Slavery in Colonial America The first arrivals of Africans in America were treated similarly to the indentured servants in Europe. Black servants were treated differently from the white servants and by 1740 the slavery system in colonial America was fully developed. Slavery as it existed in America was a practice founded on the chattel principle. Slaves were treated as human chattel to be traded, sold, used, and ranked not among beings, but among things, as an article of property to the owner or possessor.
Slavery has played a major role in colonial America since European colonization. When Europe colonized America, there was a lot of work that needed to be done. With the vast land and lack of laborers, slaves were introduced to the new world. Dutch ships brought African slaves into America and started to use slaves as laborers. Slaves became the solution to the problem in hand. During the American Revolution, Slavery was an issue that was overlooked by the people and government. The people of America just wanted their independence and liberty from Great Britain. They did not see that slaves were people too and should have equal rights just like them. By the eighteenth century, America was influenced by John Locke’s theory of natural rights.
Slavery in America began in 1619 when a Dutch ship, the White Lion, brought over 20 African slaves to Jamestown, Virginia. People felt that slaves were a better source of labor than the indentured servants, which was also cheaper. It is estimated that just in the 18th century, six to seven million more slaves were imported. Black slaves mainly worked on tobacco, indigo, and rice plantations during the 17th and 18th centuries. They had no rights, no say in where they lived, and could hold no representation in government. After the American Revolution (1775-1783), many colonists, mostly up North, called for the abolishment of slavery. Then the U.S. Constitution stated that each slave counted as three-fifths of a person. This
The first obstacle that Blacks encountered was the “fight to fight.” Blacks were initially rejected as soldiers from both the Union and Confederate armies. Whites defined the war as a white’s man war and were not inclined to include Blacks in the fight. When a group of Ohio Blacks petitioned for the right to participate in the war Governor David Tod of Ohio stated, “Do you not know…that this is a white man’s government; that white men are able to defend the power and protect it? (McPherson 2008)” Other objections were that blacks were “too timid and would not make good soldiers,” and white soldiers wouldn’t volunteered if force to serve alongside “savage Blacks.” Furthermore, others believed that if Blacks did serve honorably they would demand for equal treatment in society. A northern congressman declared, “If you make him the instrument by which battles are fought, the means by which your victories are won…you must treat him as a victor is entitled to be treated, with all decent and becoming respect (McPherson 2008).”

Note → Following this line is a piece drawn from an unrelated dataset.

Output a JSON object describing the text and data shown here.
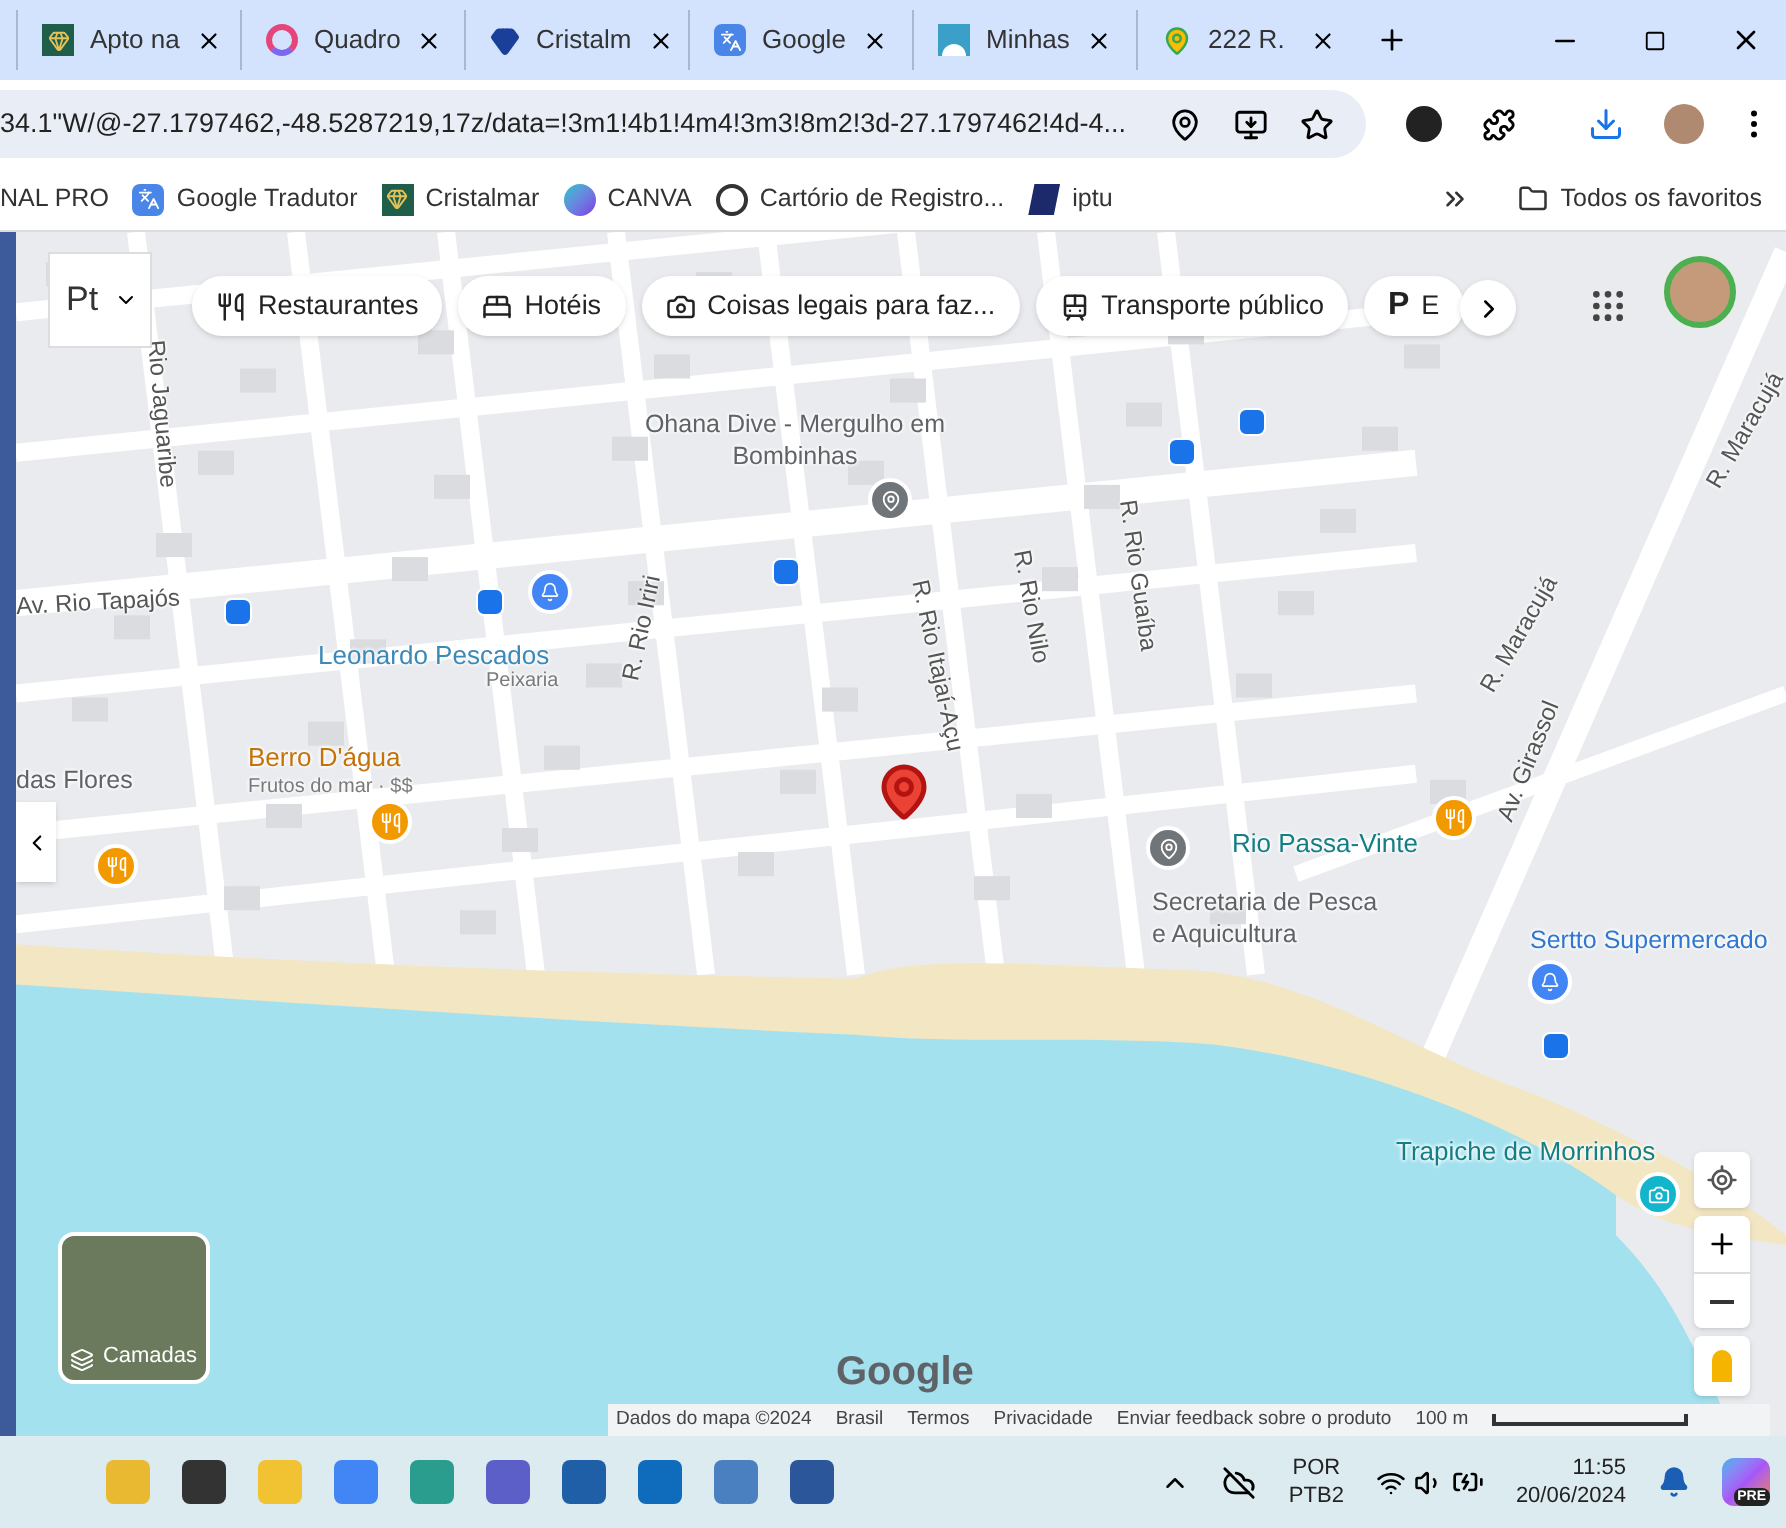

Decades after 1619 in which tobacco farming was booming in Virginia, farmers increasingly needed help which drove the need for slaves almost until Lincoln’s time. Long before America had ships to travel to Sierra Leone, Africa, to take slaves to bring back to the New World, Europeans and wealthier Africans had already infringed on the slavery idea. At the time of the Constitution’s ratification on September 17, 1787, there were approximately 700,000 slaves (18% of the population) in the United States of America. The idea of slavery in America was based on race and wealth.